Is your god telling you, like it tells G.W. Bush every night, that your unwanted unprovoked ultraviolent war against a nearly defenseless nation is not only justified and righteous, but is His deepest wish?

And does your religion tell you, like it tells so many of the Christian Right, that homosexuals are a dire threat to humankind and should be stopped at all costs before the so-called gay agenda sneaks into the playground and the drinking water and the "Spongebob" scripts and starts covertly converting our blessed innocent hetero children to a life of sin?

Or maybe it instructs that gay people are simply misled, morally derailed by a hunky leather-clad Satan with great hair and Prada sandals, and, despite that sad fact, they are still all God's children and should therefore be pitied and patronized and helped over their "sickness?"

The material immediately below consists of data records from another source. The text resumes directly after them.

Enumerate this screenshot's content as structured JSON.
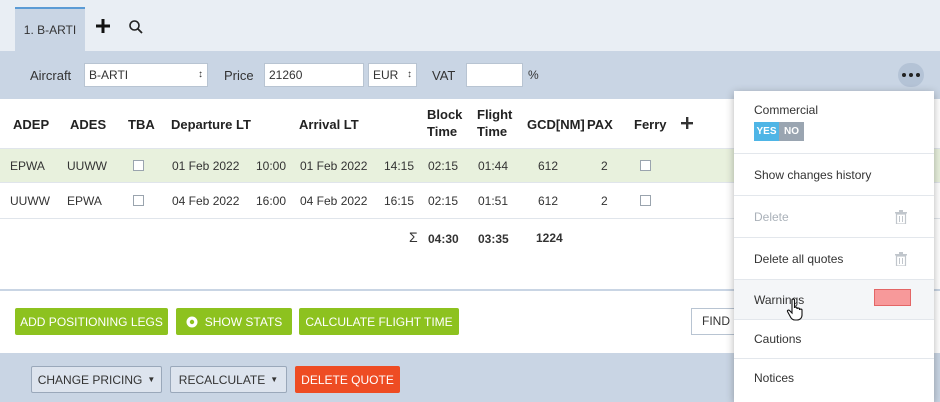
{
  "tabs": {
    "active": "1. B-ARTI",
    "add_icon": "plus-icon",
    "search_icon": "search-icon"
  },
  "params": {
    "aircraft_label": "Aircraft",
    "aircraft_value": "B-ARTI",
    "price_label": "Price",
    "price_value": "21260",
    "currency_value": "EUR",
    "vat_label": "VAT",
    "vat_value": "",
    "vat_unit": "%",
    "more_icon": "more-horizontal-icon"
  },
  "table": {
    "headers": {
      "adep": "ADEP",
      "ades": "ADES",
      "tba": "TBA",
      "departure": "Departure LT",
      "arrival": "Arrival LT",
      "block_1": "Block",
      "block_2": "Time",
      "flight_1": "Flight",
      "flight_2": "Time",
      "gcd": "GCD[NM]",
      "pax": "PAX",
      "ferry": "Ferry",
      "add_icon": "plus-icon"
    },
    "rows": [
      {
        "adep": "EPWA",
        "ades": "UUWW",
        "tba": false,
        "dep_date": "01 Feb 2022",
        "dep_time": "10:00",
        "arr_date": "01 Feb 2022",
        "arr_time": "14:15",
        "block": "02:15",
        "flight": "01:44",
        "gcd": "612",
        "pax": "2",
        "ferry": false
      },
      {
        "adep": "UUWW",
        "ades": "EPWA",
        "tba": false,
        "dep_date": "04 Feb 2022",
        "dep_time": "16:00",
        "arr_date": "04 Feb 2022",
        "arr_time": "16:15",
        "block": "02:15",
        "flight": "01:51",
        "gcd": "612",
        "pax": "2",
        "ferry": false
      }
    ],
    "totals": {
      "sigma": "Σ",
      "block": "04:30",
      "flight": "03:35",
      "gcd": "1224"
    }
  },
  "actions": {
    "add_positioning": "ADD POSITIONING LEGS",
    "show_stats": "SHOW STATS",
    "calc_flight_time": "CALCULATE FLIGHT TIME",
    "find": "FIND S"
  },
  "bottom": {
    "change_pricing": "CHANGE PRICING",
    "recalculate": "RECALCULATE",
    "delete_quote": "DELETE QUOTE"
  },
  "menu": {
    "commercial": "Commercial",
    "toggle_yes": "YES",
    "toggle_no": "NO",
    "show_history": "Show changes history",
    "delete": "Delete",
    "delete_all": "Delete all quotes",
    "warnings": "Warnings",
    "warnings_color": "#f7999a",
    "cautions": "Cautions",
    "notices": "Notices"
  },
  "colors": {
    "tab_accent": "#5b9bd5",
    "panel_bg": "#c9d5e4",
    "selected_row": "#e8f1dd",
    "green_button": "#8dc21f",
    "red_button": "#ee4c23",
    "toggle_yes": "#4eb5e6"
  }
}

Join here.

February 22, 2004 in spirituality | Permalink | Comments (0)

Farwell Pat

Much loved husband, son, brother, uncle and friend Patrick Joseph Ferree lost a valiant fight for life and succumbed to cancer at home, surrounded by family and friends, in the early morning hours of Feb. 15, 2004, while the snow he loved so much fell quietly outside.

More here.

Just returned from Pat's memorial service. He was a wonderful man that left us much too soon.

February 22, 2004 in people | Permalink | Comments (0)